◆ TASK GOAL ◆
Output verbatim the line with "Convert this screenshot" together with every line beneath it, ending at the last line of the entries.

◆ DATA RECORDS ◆
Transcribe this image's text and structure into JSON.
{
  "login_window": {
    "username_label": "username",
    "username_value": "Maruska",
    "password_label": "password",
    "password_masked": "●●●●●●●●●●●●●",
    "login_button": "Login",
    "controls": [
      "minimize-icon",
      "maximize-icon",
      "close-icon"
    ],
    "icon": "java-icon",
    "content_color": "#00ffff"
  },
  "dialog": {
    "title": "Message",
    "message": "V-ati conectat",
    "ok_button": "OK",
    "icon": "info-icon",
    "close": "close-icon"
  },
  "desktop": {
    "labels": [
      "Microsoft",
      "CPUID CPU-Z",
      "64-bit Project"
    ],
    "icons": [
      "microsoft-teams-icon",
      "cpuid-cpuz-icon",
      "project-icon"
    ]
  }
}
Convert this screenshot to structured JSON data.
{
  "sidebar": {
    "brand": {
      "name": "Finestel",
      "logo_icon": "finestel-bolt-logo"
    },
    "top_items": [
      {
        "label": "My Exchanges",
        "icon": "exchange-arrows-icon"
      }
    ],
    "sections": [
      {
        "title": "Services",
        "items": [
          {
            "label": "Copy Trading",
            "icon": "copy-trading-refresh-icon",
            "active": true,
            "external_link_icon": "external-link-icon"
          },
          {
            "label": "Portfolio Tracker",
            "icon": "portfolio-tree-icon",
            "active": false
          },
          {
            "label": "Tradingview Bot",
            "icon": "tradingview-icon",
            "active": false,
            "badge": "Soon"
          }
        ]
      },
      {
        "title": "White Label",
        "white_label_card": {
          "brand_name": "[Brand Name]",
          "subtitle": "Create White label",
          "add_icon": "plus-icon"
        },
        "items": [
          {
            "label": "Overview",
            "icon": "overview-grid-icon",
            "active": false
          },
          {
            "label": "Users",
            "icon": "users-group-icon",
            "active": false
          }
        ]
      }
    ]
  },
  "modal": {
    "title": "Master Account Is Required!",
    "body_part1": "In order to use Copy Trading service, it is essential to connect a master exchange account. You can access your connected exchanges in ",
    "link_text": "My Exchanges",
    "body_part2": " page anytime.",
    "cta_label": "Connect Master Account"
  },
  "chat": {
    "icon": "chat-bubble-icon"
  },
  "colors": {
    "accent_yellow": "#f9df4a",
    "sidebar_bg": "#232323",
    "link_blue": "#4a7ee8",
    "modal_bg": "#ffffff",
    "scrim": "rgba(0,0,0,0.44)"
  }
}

◆ ANSWER FOR THIS EXERCISE ◆
Convert this screenshot to structured JSON data.
{
  "sidebar": {
    "brand": {
      "name": "Finestel",
      "logo_icon": "finestel-bolt-logo"
    },
    "top_items": [
      {
        "label": "My Exchanges",
        "icon": "exchange-arrows-icon"
      }
    ],
    "sections": [
      {
        "title": "Services",
        "items": [
          {
            "label": "Copy Trading",
            "icon": "copy-trading-refresh-icon",
            "active": true,
            "external_link_icon": "external-link-icon"
          },
          {
            "label": "Portfolio Tracker",
            "icon": "portfolio-tree-icon",
            "active": false
          },
          {
            "label": "Tradingview Bot",
            "icon": "tradingview-icon",
            "active": false,
            "badge": "Soon"
          }
        ]
      },
      {
        "title": "White Label",
        "white_label_card": {
          "brand_name": "[Brand Name]",
          "subtitle": "Create White label",
          "add_icon": "plus-icon"
        },
        "items": [
          {
            "label": "Overview",
            "icon": "overview-grid-icon",
            "active": false
          },
          {
            "label": "Users",
            "icon": "users-group-icon",
            "active": false
          }
        ]
      }
    ]
  },
  "modal": {
    "title": "Master Account Is Required!",
    "body_part1": "In order to use Copy Trading service, it is essential to connect a master exchange account. You can access your connected exchanges in ",
    "link_text": "My Exchanges",
    "body_part2": " page anytime.",
    "cta_label": "Connect Master Account"
  },
  "chat": {
    "icon": "chat-bubble-icon"
  },
  "colors": {
    "accent_yellow": "#f9df4a",
    "sidebar_bg": "#232323",
    "link_blue": "#4a7ee8",
    "modal_bg": "#ffffff",
    "scrim": "rgba(0,0,0,0.44)"
  }
}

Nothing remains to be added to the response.